There are many variations of the game, but the basic rules are the same. The player seeking permission must ask “Mother, may I [do the action]?” The “mother” then either grants permission by saying “Yes, you may” or denies permission by saying “No, you may not.” If permission is granted, the player must then complete the action before asking for another. If permission is denied, the player must ask for a “special favor,” such as taking a certain number of steps forward or backward, before asking for permission again.
One variation of the game is “Grandmother, May I,” in which the roles are reversed and the “mother” becomes the player seeking permission. Another variation is “Father, May I,” which works the same way but with the roles reversed.
Mother, May I is a great game for children because it helps them practice listening and following directions, as well as using proper manners and respect. It can also be a fun way for parents to bond with their children and spend quality time together.
In addition to the traditional version of the game, there are also many variations that involve movement, such as “Mother, May I Take Ten Giant Steps?” or “Mother, May I Do a Cartwheel?” These variations can help children practice gross motor skills and coordination, and can be especially fun for younger children.
Overall, Mother, May I is a simple but entertaining game that has stood the test of time.
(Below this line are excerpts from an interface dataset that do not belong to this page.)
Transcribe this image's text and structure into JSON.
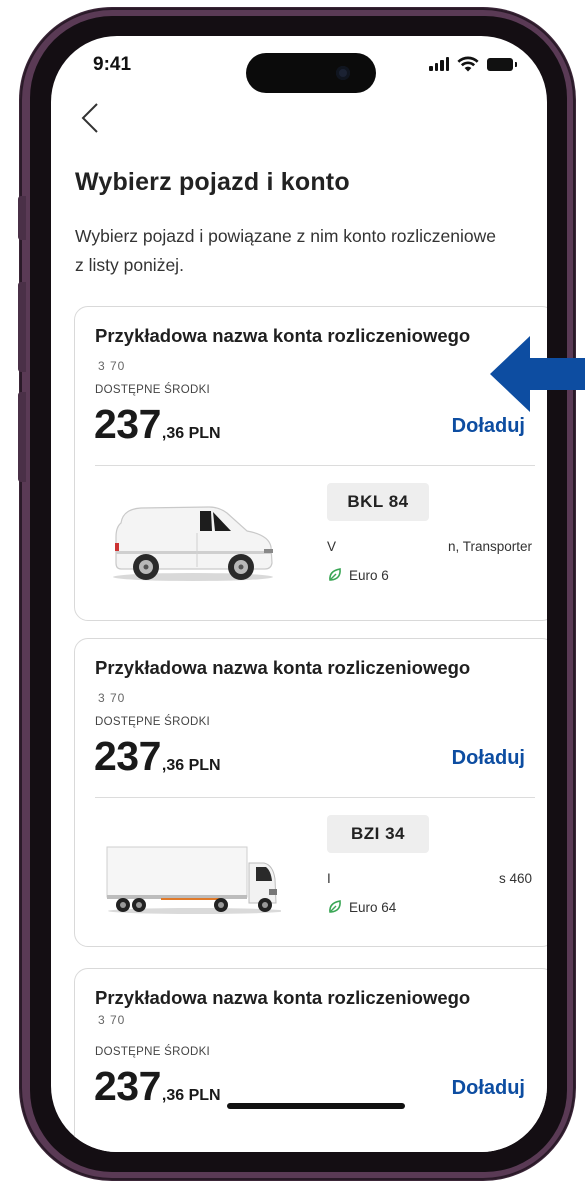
{
  "status_bar": {
    "time": "9:41",
    "icons": [
      "signal-icon",
      "wifi-icon",
      "battery-icon"
    ]
  },
  "header": {
    "back_icon": "chevron-left-icon",
    "title": "Wybierz pojazd i konto",
    "subtitle": "Wybierz pojazd i powiązane z nim konto rozliczeniowe z listy poniżej."
  },
  "accounts": [
    {
      "name": "Przykładowa nazwa konta rozliczeniowego",
      "number": "3  70",
      "funds_label": "DOSTĘPNE ŚRODKI",
      "balance_int": "237",
      "balance_dec": ",36 PLN",
      "topup_label": "Doładuj",
      "vehicle": {
        "type_icon": "van-icon",
        "plate": "BKL   84",
        "model_left": "V",
        "model_right": "n, Transporter",
        "emission": "Euro 6"
      }
    },
    {
      "name": "Przykładowa nazwa konta rozliczeniowego",
      "number": "3  70",
      "funds_label": "DOSTĘPNE ŚRODKI",
      "balance_int": "237",
      "balance_dec": ",36 PLN",
      "topup_label": "Doładuj",
      "vehicle": {
        "type_icon": "truck-icon",
        "plate": "BZI   34",
        "model_left": "I",
        "model_right": "s 460",
        "emission": "Euro 64"
      }
    },
    {
      "name": "Przykładowa nazwa konta rozliczeniowego",
      "number": "3  70",
      "funds_label": "DOSTĘPNE ŚRODKI",
      "balance_int": "237",
      "balance_dec": ",36 PLN",
      "topup_label": "Doładuj"
    }
  ],
  "colors": {
    "accent": "#0d4da1",
    "eco_green": "#3aa655",
    "arrow": "#0d4da1",
    "frame": "#5a3a55"
  }
}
It’s a great activity for children of all ages and can be enjoyed by the whole family.
Next 1970s playground game: Red Light, Green Light, No Texting Allowed